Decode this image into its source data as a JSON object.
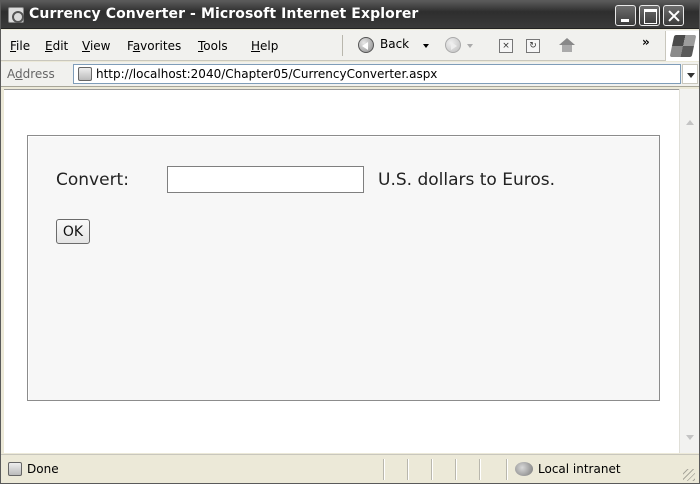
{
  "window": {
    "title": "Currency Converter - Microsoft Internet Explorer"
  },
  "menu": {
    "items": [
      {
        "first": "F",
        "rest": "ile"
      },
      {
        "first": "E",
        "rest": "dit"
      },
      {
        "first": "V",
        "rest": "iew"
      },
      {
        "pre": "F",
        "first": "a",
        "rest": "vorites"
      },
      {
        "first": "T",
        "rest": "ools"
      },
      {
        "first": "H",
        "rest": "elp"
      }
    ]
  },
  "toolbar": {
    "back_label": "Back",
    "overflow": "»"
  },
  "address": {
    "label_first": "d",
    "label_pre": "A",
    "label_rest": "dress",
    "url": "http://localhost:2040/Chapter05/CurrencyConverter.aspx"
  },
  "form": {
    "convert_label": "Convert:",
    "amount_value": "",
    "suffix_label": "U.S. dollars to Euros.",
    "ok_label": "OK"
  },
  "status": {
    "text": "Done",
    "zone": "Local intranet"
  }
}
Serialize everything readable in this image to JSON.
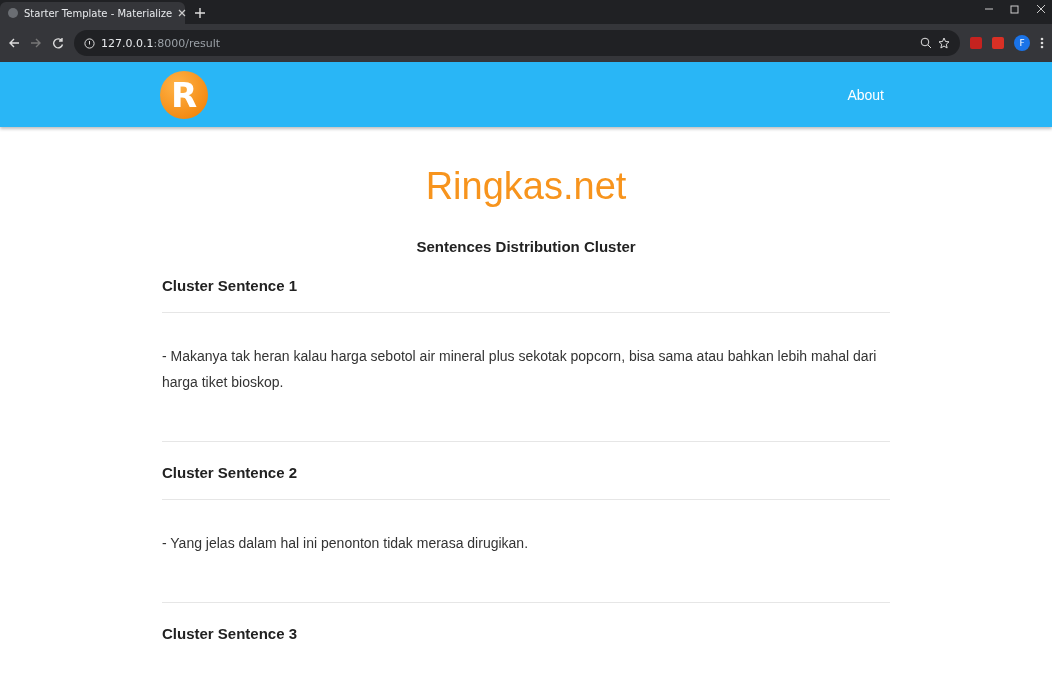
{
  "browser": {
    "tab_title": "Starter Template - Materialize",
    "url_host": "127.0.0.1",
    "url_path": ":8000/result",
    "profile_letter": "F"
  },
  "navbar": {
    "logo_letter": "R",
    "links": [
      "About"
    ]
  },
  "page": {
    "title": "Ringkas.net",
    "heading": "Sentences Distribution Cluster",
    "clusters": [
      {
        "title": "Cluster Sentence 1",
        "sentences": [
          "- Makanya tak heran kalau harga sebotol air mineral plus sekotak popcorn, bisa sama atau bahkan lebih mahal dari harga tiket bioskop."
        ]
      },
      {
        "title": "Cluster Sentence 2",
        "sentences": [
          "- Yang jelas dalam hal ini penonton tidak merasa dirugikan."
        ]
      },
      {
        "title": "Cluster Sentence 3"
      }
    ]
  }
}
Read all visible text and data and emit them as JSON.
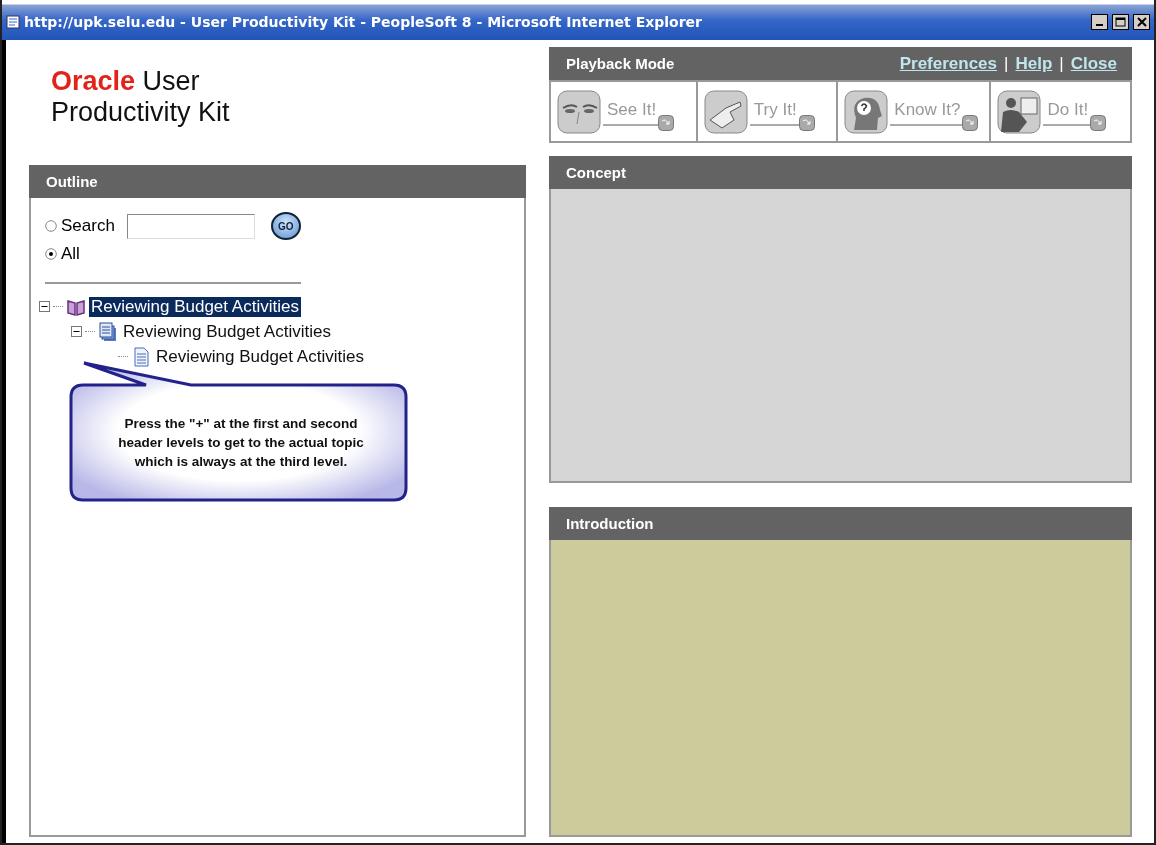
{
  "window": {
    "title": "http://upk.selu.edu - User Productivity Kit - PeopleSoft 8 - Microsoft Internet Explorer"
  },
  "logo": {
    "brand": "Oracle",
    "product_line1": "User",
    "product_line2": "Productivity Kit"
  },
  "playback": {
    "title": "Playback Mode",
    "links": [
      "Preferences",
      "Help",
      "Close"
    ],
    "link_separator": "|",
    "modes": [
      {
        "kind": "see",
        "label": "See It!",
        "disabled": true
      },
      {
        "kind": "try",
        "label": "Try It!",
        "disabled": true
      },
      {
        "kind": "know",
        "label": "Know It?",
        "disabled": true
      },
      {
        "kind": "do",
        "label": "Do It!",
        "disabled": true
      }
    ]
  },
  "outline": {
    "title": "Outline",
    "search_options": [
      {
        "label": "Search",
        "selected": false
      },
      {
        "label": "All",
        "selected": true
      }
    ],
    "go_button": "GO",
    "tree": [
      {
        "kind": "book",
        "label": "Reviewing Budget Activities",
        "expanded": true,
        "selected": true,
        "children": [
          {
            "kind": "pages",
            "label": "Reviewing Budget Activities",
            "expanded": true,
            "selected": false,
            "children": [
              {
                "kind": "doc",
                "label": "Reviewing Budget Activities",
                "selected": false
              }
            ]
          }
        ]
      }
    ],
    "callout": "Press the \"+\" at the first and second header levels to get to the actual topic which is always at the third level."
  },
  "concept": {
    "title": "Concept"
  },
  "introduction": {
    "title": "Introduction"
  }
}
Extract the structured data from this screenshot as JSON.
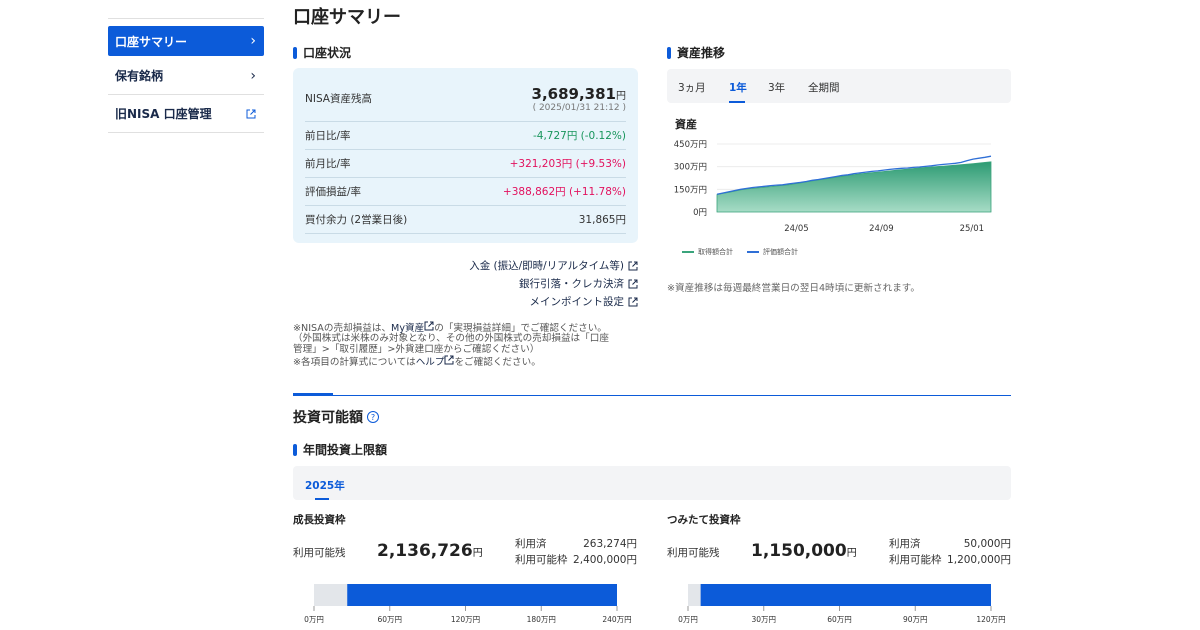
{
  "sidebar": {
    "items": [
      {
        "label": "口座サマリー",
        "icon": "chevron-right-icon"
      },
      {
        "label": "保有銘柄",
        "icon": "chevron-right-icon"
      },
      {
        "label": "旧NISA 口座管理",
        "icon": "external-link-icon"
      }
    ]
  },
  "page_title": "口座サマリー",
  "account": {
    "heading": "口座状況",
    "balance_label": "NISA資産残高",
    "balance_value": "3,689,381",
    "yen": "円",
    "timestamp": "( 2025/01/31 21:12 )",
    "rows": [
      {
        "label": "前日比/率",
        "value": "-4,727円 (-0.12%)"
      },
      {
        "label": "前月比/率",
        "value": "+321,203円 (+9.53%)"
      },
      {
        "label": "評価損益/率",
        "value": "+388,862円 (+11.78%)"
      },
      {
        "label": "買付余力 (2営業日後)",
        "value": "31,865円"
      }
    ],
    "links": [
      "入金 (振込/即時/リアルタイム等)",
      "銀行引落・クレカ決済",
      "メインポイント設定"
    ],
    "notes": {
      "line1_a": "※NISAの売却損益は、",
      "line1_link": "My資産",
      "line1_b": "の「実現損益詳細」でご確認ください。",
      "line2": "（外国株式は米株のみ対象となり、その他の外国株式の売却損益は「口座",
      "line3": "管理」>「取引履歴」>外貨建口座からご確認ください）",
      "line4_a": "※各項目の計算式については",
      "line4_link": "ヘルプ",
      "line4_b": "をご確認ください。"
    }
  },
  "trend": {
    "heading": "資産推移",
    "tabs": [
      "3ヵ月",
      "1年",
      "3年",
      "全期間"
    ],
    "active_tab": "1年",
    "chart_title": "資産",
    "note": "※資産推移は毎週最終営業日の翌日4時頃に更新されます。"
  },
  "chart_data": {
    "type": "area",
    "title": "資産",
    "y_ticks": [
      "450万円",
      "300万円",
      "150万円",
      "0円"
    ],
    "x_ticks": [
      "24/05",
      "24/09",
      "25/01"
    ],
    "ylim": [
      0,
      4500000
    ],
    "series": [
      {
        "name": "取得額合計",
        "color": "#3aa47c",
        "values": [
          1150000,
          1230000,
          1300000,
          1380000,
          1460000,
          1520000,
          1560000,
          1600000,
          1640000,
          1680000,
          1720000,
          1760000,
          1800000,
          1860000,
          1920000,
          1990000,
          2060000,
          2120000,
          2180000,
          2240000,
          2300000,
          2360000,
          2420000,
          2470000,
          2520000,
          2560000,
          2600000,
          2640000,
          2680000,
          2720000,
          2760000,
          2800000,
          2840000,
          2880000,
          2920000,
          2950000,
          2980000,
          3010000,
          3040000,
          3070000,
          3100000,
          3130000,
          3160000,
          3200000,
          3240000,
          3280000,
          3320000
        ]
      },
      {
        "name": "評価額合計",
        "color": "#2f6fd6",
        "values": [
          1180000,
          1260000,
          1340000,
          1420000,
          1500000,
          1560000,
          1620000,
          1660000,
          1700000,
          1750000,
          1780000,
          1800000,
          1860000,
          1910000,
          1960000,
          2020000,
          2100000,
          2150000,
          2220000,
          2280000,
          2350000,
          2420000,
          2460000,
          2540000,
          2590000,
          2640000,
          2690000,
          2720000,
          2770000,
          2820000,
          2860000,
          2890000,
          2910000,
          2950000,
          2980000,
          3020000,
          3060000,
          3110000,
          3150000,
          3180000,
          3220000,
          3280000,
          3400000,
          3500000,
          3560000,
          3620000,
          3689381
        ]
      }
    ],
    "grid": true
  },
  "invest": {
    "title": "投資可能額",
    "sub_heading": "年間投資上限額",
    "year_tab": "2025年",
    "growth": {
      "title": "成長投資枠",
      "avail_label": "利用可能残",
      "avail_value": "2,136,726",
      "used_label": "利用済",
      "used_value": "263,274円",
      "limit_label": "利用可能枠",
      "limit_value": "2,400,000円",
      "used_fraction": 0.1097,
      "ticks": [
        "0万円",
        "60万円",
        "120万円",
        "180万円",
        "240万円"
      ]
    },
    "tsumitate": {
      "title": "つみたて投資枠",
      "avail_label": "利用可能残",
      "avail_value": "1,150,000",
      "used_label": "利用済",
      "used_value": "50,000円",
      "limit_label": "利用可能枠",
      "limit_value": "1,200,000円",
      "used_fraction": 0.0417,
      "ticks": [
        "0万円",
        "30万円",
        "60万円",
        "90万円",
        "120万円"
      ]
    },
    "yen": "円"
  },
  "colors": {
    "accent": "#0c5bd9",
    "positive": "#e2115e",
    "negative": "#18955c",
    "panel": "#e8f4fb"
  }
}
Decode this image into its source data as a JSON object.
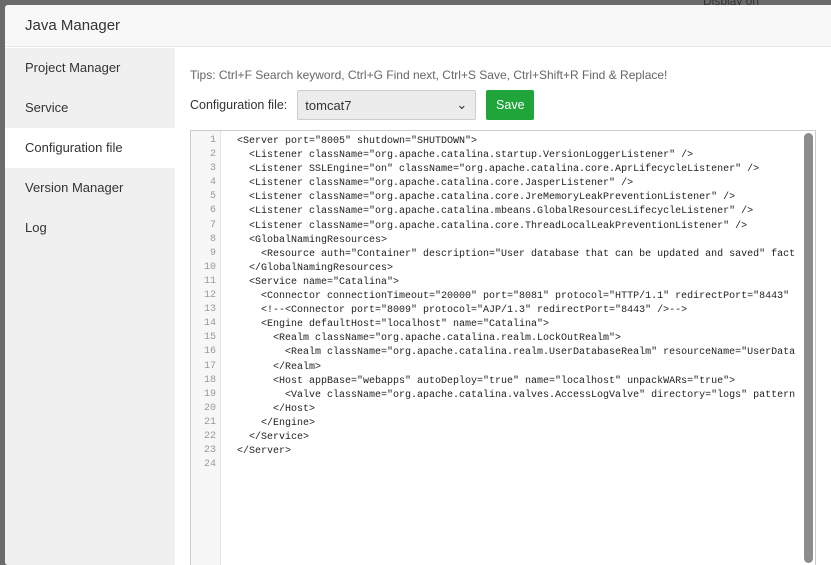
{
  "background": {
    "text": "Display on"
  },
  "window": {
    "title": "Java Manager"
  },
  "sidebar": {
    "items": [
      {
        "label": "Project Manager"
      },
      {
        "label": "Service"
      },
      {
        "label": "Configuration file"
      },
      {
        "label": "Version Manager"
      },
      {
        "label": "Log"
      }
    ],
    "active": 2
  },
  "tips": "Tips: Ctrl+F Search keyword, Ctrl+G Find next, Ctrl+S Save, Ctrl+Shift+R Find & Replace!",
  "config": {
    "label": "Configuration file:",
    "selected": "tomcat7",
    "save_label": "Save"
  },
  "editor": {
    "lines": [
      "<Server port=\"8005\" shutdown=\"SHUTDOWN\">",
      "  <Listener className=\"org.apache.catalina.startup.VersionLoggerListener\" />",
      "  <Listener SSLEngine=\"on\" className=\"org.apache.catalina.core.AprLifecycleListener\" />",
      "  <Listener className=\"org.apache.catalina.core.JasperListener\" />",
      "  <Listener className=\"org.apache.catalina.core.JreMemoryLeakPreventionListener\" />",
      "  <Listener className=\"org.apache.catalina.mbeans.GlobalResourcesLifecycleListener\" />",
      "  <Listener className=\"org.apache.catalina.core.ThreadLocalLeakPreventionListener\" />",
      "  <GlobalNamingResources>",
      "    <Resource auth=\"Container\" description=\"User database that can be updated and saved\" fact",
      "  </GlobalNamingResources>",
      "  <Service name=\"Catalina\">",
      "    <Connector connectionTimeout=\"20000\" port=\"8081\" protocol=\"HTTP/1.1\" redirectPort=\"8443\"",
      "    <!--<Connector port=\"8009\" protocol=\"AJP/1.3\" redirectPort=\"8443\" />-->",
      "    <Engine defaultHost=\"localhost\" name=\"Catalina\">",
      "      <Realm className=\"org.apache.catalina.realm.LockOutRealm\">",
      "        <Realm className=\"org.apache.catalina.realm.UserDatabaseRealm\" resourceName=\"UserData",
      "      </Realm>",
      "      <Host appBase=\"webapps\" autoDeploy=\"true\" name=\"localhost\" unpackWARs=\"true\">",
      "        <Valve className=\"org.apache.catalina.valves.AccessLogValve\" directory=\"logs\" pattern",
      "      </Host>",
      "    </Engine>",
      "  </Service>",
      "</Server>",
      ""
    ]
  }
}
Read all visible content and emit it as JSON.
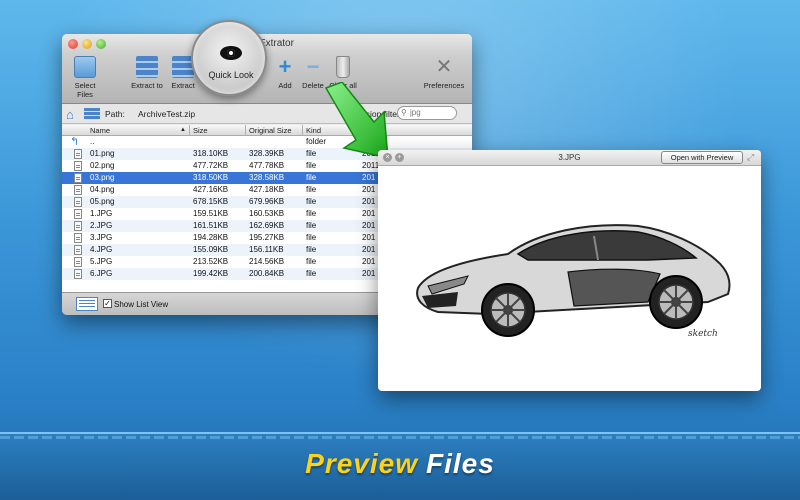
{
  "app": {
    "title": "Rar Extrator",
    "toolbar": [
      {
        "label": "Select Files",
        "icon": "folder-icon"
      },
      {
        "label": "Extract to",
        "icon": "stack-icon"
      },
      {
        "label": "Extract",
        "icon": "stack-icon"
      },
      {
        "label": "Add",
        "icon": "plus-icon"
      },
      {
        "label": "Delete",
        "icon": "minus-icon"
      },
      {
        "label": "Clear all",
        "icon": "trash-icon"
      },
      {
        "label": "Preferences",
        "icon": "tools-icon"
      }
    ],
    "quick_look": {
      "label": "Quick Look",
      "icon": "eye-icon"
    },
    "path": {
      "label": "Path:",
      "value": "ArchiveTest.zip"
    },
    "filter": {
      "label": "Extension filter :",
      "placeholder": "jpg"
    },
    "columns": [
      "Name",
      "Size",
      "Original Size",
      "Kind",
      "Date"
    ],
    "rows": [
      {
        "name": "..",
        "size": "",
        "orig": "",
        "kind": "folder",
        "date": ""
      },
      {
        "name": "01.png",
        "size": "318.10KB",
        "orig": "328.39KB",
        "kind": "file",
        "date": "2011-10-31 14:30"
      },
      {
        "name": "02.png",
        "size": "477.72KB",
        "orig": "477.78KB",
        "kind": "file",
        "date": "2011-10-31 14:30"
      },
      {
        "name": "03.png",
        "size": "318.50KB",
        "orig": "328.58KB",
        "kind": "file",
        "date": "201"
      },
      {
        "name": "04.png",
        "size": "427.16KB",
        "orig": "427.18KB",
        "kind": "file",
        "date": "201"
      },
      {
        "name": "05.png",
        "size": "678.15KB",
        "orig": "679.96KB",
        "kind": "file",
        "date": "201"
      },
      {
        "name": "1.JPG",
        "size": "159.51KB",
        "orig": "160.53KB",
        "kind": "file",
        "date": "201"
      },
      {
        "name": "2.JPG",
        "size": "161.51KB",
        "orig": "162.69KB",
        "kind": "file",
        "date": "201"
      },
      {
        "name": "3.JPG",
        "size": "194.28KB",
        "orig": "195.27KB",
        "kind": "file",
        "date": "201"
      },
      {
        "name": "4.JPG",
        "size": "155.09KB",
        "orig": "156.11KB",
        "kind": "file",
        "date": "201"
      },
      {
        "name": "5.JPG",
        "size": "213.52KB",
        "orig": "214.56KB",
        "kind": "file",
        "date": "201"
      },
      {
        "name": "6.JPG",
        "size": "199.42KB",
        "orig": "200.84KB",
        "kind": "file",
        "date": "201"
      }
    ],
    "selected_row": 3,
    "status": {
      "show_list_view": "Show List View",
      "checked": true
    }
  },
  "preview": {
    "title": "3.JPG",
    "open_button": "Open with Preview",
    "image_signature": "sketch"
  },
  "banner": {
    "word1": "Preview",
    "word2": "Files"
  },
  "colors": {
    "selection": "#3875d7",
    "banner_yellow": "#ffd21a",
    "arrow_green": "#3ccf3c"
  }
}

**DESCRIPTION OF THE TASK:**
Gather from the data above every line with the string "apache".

**WRITTEN REPLY:**
      "  <Listener className=\"org.apache.catalina.startup.VersionLoggerListener\" />",
      "  <Listener SSLEngine=\"on\" className=\"org.apache.catalina.core.AprLifecycleListener\" />",
      "  <Listener className=\"org.apache.catalina.core.JasperListener\" />",
      "  <Listener className=\"org.apache.catalina.core.JreMemoryLeakPreventionListener\" />",
      "  <Listener className=\"org.apache.catalina.mbeans.GlobalResourcesLifecycleListener\" />",
      "  <Listener className=\"org.apache.catalina.core.ThreadLocalLeakPreventionListener\" />",
      "      <Realm className=\"org.apache.catalina.realm.LockOutRealm\">",
      "        <Realm className=\"org.apache.catalina.realm.UserDatabaseRealm\" resourceName=\"UserData",
      "        <Valve className=\"org.apache.catalina.valves.AccessLogValve\" directory=\"logs\" pattern",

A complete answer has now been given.